Compartment syndrome is one of the few true orthopedic emergencies. It requires a high level of clinical suspicion, particularly in the pediatric population. Compartment syndrome is defined as an increase in intracompartmental pressure leading to a decrease in perfusion pressure causing tissue hypoxemia. Inadequate treatment or the missed diagnosis of compartment syndrome can lead to significant morbidity, such as nerve dysfunction, muscle contractures, loss of limb, rhabdomyolysis, chronic pain, and even mortality. Emergent fasciotomies are indicated, and often multiple surgeries are required. Postoperative rehabilitation is of paramount importance to help regain function.
This is a preview of subscription content, log in to check access.
References and Suggested Readings
Bae DS, Kadiyala K, Waters PM (2001) Acute compartment syndrome in children: contemporary diagnosis, treatment and outcome. JPO 21:680–688Google Scholar
Kanj WW, Gunderson MA, Carrigan RB, Sankar WN (2013) Acute compartment syndrome of the upper extremity in children: diagnosis, management, and outcomes. J Child Orthop 7:225–233CrossRefPubMedPubMedCentralGoogle Scholar

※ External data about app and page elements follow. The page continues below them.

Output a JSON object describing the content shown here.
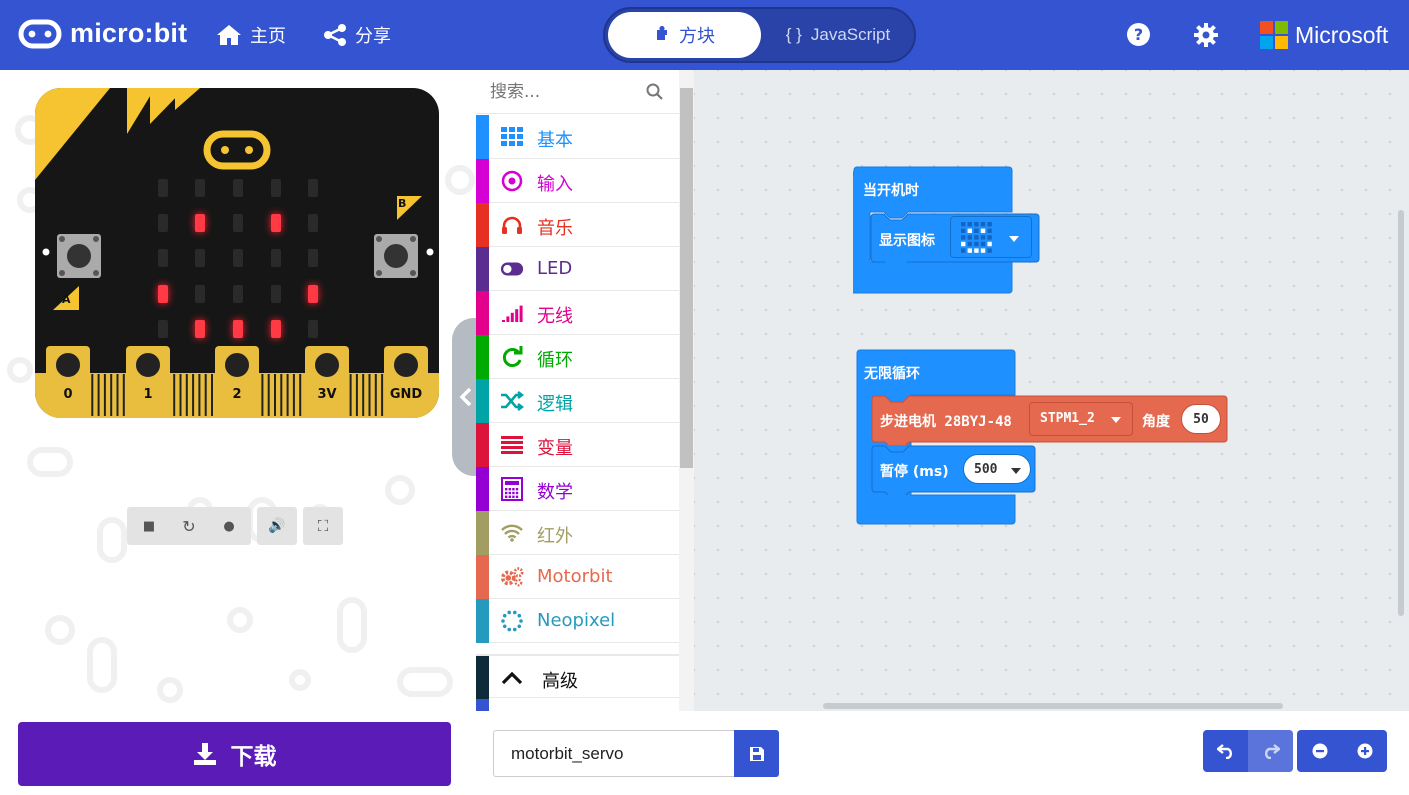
{
  "header": {
    "brand": "micro:bit",
    "home_label": "主页",
    "share_label": "分享",
    "mode_blocks": "方块",
    "mode_js": "JavaScript",
    "ms_label": "Microsoft",
    "help_icon": "help-icon",
    "settings_icon": "gear-icon"
  },
  "colors": {
    "brand_blue": "#3454d1",
    "download_purple": "#5a1bb7",
    "block_blue": "#1e90ff",
    "motor_orange": "#e5694f"
  },
  "simulator": {
    "pins": [
      "0",
      "1",
      "2",
      "3V",
      "GND"
    ],
    "button_a": "A",
    "button_b": "B",
    "led_on_cells": [
      [
        1,
        1
      ],
      [
        1,
        3
      ],
      [
        3,
        0
      ],
      [
        3,
        4
      ],
      [
        4,
        1
      ],
      [
        4,
        2
      ],
      [
        4,
        3
      ]
    ],
    "controls": [
      "stop-icon",
      "restart-icon",
      "debug-icon",
      "mute-icon",
      "fullscreen-icon"
    ]
  },
  "toolbox": {
    "search_placeholder": "搜索...",
    "categories": [
      {
        "label": "基本",
        "color": "#1e90ff",
        "icon": "grid-icon"
      },
      {
        "label": "输入",
        "color": "#d400d4",
        "icon": "target-icon"
      },
      {
        "label": "音乐",
        "color": "#e63022",
        "icon": "headphones-icon"
      },
      {
        "label": "LED",
        "color": "#5c2d91",
        "icon": "toggle-icon"
      },
      {
        "label": "无线",
        "color": "#e3008c",
        "icon": "signal-icon"
      },
      {
        "label": "循环",
        "color": "#00aa00",
        "icon": "refresh-icon"
      },
      {
        "label": "逻辑",
        "color": "#00a4a6",
        "icon": "shuffle-icon"
      },
      {
        "label": "变量",
        "color": "#dc143c",
        "icon": "list-icon"
      },
      {
        "label": "数学",
        "color": "#9400d3",
        "icon": "calculator-icon"
      },
      {
        "label": "红外",
        "color": "#a29e63",
        "icon": "wifi-icon"
      },
      {
        "label": "Motorbit",
        "color": "#e5694f",
        "icon": "gears-icon"
      },
      {
        "label": "Neopixel",
        "color": "#2699bf",
        "icon": "dots-circle-icon"
      }
    ],
    "advanced_label": "高级"
  },
  "workspace": {
    "on_start_label": "当开机时",
    "show_icon_label": "显示图标",
    "forever_label": "无限循环",
    "stepper_label": "步进电机 28BYJ-48",
    "stepper_dropdown": "STPM1_2",
    "angle_label": "角度",
    "angle_value": "50",
    "pause_label": "暂停 (ms)",
    "pause_value": "500"
  },
  "footer": {
    "download_label": "下载",
    "project_name": "motorbit_servo"
  }
}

McQueen MM, Gaston P, Court-Brown CM (2000) Acute compartment syndrome. Who is at risk? J Bone Joint Surg Br 82:200–203CrossRefPubMedGoogle Scholar